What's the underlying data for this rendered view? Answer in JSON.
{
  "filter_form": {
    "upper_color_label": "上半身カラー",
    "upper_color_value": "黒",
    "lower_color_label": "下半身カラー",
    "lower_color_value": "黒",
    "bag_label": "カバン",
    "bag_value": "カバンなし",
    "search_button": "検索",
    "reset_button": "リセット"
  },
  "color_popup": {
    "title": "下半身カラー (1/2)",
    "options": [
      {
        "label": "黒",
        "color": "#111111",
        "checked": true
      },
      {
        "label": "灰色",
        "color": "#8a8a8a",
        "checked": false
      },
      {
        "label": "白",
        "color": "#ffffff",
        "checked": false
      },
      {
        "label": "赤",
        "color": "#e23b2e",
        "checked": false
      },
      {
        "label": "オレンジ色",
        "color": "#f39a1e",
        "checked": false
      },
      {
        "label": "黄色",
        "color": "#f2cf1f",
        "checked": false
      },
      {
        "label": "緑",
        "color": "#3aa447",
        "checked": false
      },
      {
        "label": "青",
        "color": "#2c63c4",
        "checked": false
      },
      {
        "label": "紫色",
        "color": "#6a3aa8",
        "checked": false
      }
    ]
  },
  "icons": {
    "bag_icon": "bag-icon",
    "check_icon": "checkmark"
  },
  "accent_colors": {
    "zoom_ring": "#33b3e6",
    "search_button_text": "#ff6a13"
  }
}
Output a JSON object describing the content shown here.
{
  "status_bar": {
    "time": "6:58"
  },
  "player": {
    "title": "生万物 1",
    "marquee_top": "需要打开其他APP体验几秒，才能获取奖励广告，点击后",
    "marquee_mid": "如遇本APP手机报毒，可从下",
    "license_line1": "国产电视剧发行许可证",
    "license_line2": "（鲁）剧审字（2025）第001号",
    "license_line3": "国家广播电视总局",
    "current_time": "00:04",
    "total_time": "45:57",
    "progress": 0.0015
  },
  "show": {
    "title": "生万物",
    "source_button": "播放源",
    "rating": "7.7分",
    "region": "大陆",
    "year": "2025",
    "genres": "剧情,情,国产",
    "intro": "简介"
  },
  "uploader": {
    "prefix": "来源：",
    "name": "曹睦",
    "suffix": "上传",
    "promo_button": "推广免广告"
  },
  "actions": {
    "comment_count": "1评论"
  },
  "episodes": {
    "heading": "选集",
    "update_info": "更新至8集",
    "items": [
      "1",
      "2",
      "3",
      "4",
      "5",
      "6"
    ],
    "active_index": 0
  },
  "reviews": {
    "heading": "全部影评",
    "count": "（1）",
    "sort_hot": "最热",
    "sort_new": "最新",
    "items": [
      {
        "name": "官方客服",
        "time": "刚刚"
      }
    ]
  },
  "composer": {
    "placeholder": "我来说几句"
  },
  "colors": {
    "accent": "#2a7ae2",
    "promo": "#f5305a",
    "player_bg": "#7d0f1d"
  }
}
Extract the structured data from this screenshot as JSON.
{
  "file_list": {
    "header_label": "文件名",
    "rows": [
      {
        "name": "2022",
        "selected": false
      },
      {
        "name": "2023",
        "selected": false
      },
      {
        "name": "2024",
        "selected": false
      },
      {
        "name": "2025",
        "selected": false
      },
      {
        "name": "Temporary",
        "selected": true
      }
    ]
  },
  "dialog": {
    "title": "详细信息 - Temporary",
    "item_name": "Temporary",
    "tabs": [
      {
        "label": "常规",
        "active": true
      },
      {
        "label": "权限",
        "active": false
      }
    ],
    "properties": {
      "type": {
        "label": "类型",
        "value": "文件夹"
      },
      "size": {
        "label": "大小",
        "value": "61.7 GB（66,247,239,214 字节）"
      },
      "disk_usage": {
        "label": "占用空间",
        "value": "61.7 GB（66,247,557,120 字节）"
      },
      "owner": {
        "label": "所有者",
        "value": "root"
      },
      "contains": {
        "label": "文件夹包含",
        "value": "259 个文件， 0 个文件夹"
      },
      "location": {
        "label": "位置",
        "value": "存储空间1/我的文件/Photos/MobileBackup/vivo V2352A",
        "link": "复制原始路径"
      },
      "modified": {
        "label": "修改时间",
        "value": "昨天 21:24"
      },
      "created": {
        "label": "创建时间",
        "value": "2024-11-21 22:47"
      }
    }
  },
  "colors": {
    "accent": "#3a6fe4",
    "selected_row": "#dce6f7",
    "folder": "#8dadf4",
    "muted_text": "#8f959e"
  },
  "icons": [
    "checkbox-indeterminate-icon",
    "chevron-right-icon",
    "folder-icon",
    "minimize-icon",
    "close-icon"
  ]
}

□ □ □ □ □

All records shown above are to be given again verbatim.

What's the underlying data for this rendered view? Answer in JSON.
{
  "filter_form": {
    "upper_color_label": "上半身カラー",
    "upper_color_value": "黒",
    "lower_color_label": "下半身カラー",
    "lower_color_value": "黒",
    "bag_label": "カバン",
    "bag_value": "カバンなし",
    "search_button": "検索",
    "reset_button": "リセット"
  },
  "color_popup": {
    "title": "下半身カラー (1/2)",
    "options": [
      {
        "label": "黒",
        "color": "#111111",
        "checked": true
      },
      {
        "label": "灰色",
        "color": "#8a8a8a",
        "checked": false
      },
      {
        "label": "白",
        "color": "#ffffff",
        "checked": false
      },
      {
        "label": "赤",
        "color": "#e23b2e",
        "checked": false
      },
      {
        "label": "オレンジ色",
        "color": "#f39a1e",
        "checked": false
      },
      {
        "label": "黄色",
        "color": "#f2cf1f",
        "checked": false
      },
      {
        "label": "緑",
        "color": "#3aa447",
        "checked": false
      },
      {
        "label": "青",
        "color": "#2c63c4",
        "checked": false
      },
      {
        "label": "紫色",
        "color": "#6a3aa8",
        "checked": false
      }
    ]
  },
  "icons": {
    "bag_icon": "bag-icon",
    "check_icon": "checkmark"
  },
  "accent_colors": {
    "zoom_ring": "#33b3e6",
    "search_button_text": "#ff6a13"
  }
}
Output a JSON object describing the content shown here.
{
  "status_bar": {
    "time": "6:58"
  },
  "player": {
    "title": "生万物 1",
    "marquee_top": "需要打开其他APP体验几秒，才能获取奖励广告，点击后",
    "marquee_mid": "如遇本APP手机报毒，可从下",
    "license_line1": "国产电视剧发行许可证",
    "license_line2": "（鲁）剧审字（2025）第001号",
    "license_line3": "国家广播电视总局",
    "current_time": "00:04",
    "total_time": "45:57",
    "progress": 0.0015
  },
  "show": {
    "title": "生万物",
    "source_button": "播放源",
    "rating": "7.7分",
    "region": "大陆",
    "year": "2025",
    "genres": "剧情,情,国产",
    "intro": "简介"
  },
  "uploader": {
    "prefix": "来源：",
    "name": "曹睦",
    "suffix": "上传",
    "promo_button": "推广免广告"
  },
  "actions": {
    "comment_count": "1评论"
  },
  "episodes": {
    "heading": "选集",
    "update_info": "更新至8集",
    "items": [
      "1",
      "2",
      "3",
      "4",
      "5",
      "6"
    ],
    "active_index": 0
  },
  "reviews": {
    "heading": "全部影评",
    "count": "（1）",
    "sort_hot": "最热",
    "sort_new": "最新",
    "items": [
      {
        "name": "官方客服",
        "time": "刚刚"
      }
    ]
  },
  "composer": {
    "placeholder": "我来说几句"
  },
  "colors": {
    "accent": "#2a7ae2",
    "promo": "#f5305a",
    "player_bg": "#7d0f1d"
  }
}
Extract the structured data from this screenshot as JSON.
{
  "file_list": {
    "header_label": "文件名",
    "rows": [
      {
        "name": "2022",
        "selected": false
      },
      {
        "name": "2023",
        "selected": false
      },
      {
        "name": "2024",
        "selected": false
      },
      {
        "name": "2025",
        "selected": false
      },
      {
        "name": "Temporary",
        "selected": true
      }
    ]
  },
  "dialog": {
    "title": "详细信息 - Temporary",
    "item_name": "Temporary",
    "tabs": [
      {
        "label": "常规",
        "active": true
      },
      {
        "label": "权限",
        "active": false
      }
    ],
    "properties": {
      "type": {
        "label": "类型",
        "value": "文件夹"
      },
      "size": {
        "label": "大小",
        "value": "61.7 GB（66,247,239,214 字节）"
      },
      "disk_usage": {
        "label": "占用空间",
        "value": "61.7 GB（66,247,557,120 字节）"
      },
      "owner": {
        "label": "所有者",
        "value": "root"
      },
      "contains": {
        "label": "文件夹包含",
        "value": "259 个文件， 0 个文件夹"
      },
      "location": {
        "label": "位置",
        "value": "存储空间1/我的文件/Photos/MobileBackup/vivo V2352A",
        "link": "复制原始路径"
      },
      "modified": {
        "label": "修改时间",
        "value": "昨天 21:24"
      },
      "created": {
        "label": "创建时间",
        "value": "2024-11-21 22:47"
      }
    }
  },
  "colors": {
    "accent": "#3a6fe4",
    "selected_row": "#dce6f7",
    "folder": "#8dadf4",
    "muted_text": "#8f959e"
  },
  "icons": [
    "checkbox-indeterminate-icon",
    "chevron-right-icon",
    "folder-icon",
    "minimize-icon",
    "close-icon"
  ]
}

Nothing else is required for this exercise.